EXERCISE REQUIREMENTS: When you reach a picture, pass over it; otherwise repeat the listing word for word.

______________________________

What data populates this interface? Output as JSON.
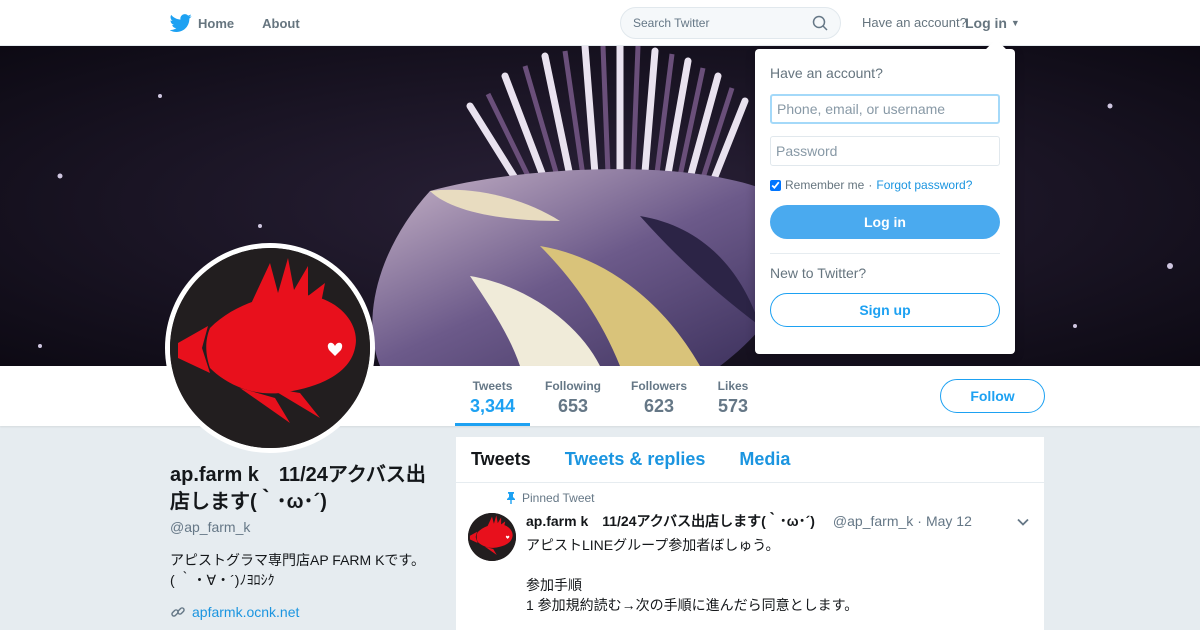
{
  "nav": {
    "home_label": "Home",
    "about_label": "About",
    "search_placeholder": "Search Twitter",
    "have_account_text": "Have an account?",
    "login_label": "Log in"
  },
  "profile_nav": {
    "stats": [
      {
        "label": "Tweets",
        "value": "3,344"
      },
      {
        "label": "Following",
        "value": "653"
      },
      {
        "label": "Followers",
        "value": "623"
      },
      {
        "label": "Likes",
        "value": "573"
      }
    ],
    "follow_label": "Follow"
  },
  "profile": {
    "name": "ap.farm k　11/24アクバス出店します(｀･ω･´)",
    "handle": "@ap_farm_k",
    "bio_line1": "アピストグラマ専門店AP FARM Kです。",
    "bio_line2": "( ｀・∀・´)ﾉﾖﾛｼｸ",
    "link": "apfarmk.ocnk.net"
  },
  "timeline": {
    "tabs": [
      "Tweets",
      "Tweets & replies",
      "Media"
    ],
    "pinned_label": "Pinned Tweet",
    "tweet": {
      "name": "ap.farm k　11/24アクバス出店します(｀･ω･´)",
      "handle": "@ap_farm_k",
      "separator": "·",
      "date": "May 12",
      "lines": [
        "アピストLINEグループ参加者ぼしゅう。",
        "",
        "参加手順",
        "1 参加規約読む→次の手順に進んだら同意とします。"
      ]
    }
  },
  "login_dropdown": {
    "title": "Have an account?",
    "username_placeholder": "Phone, email, or username",
    "password_placeholder": "Password",
    "remember_label": "Remember me",
    "separator": "·",
    "forgot_label": "Forgot password?",
    "login_button": "Log in",
    "new_text": "New to Twitter?",
    "signup_button": "Sign up"
  },
  "colors": {
    "brand_blue": "#1da1f2",
    "link_blue": "#1b95e0",
    "avatar_fish_red": "#e8101c",
    "avatar_bg": "#221e1f"
  }
}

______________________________

COMPLETED EXERCISE:
What data populates this interface? Output as JSON.
{
  "nav": {
    "home_label": "Home",
    "about_label": "About",
    "search_placeholder": "Search Twitter",
    "have_account_text": "Have an account?",
    "login_label": "Log in"
  },
  "profile_nav": {
    "stats": [
      {
        "label": "Tweets",
        "value": "3,344"
      },
      {
        "label": "Following",
        "value": "653"
      },
      {
        "label": "Followers",
        "value": "623"
      },
      {
        "label": "Likes",
        "value": "573"
      }
    ],
    "follow_label": "Follow"
  },
  "profile": {
    "name": "ap.farm k　11/24アクバス出店します(｀･ω･´)",
    "handle": "@ap_farm_k",
    "bio_line1": "アピストグラマ専門店AP FARM Kです。",
    "bio_line2": "( ｀・∀・´)ﾉﾖﾛｼｸ",
    "link": "apfarmk.ocnk.net"
  },
  "timeline": {
    "tabs": [
      "Tweets",
      "Tweets & replies",
      "Media"
    ],
    "pinned_label": "Pinned Tweet",
    "tweet": {
      "name": "ap.farm k　11/24アクバス出店します(｀･ω･´)",
      "handle": "@ap_farm_k",
      "separator": "·",
      "date": "May 12",
      "lines": [
        "アピストLINEグループ参加者ぼしゅう。",
        "",
        "参加手順",
        "1 参加規約読む→次の手順に進んだら同意とします。"
      ]
    }
  },
  "login_dropdown": {
    "title": "Have an account?",
    "username_placeholder": "Phone, email, or username",
    "password_placeholder": "Password",
    "remember_label": "Remember me",
    "separator": "·",
    "forgot_label": "Forgot password?",
    "login_button": "Log in",
    "new_text": "New to Twitter?",
    "signup_button": "Sign up"
  },
  "colors": {
    "brand_blue": "#1da1f2",
    "link_blue": "#1b95e0",
    "avatar_fish_red": "#e8101c",
    "avatar_bg": "#221e1f"
  }
}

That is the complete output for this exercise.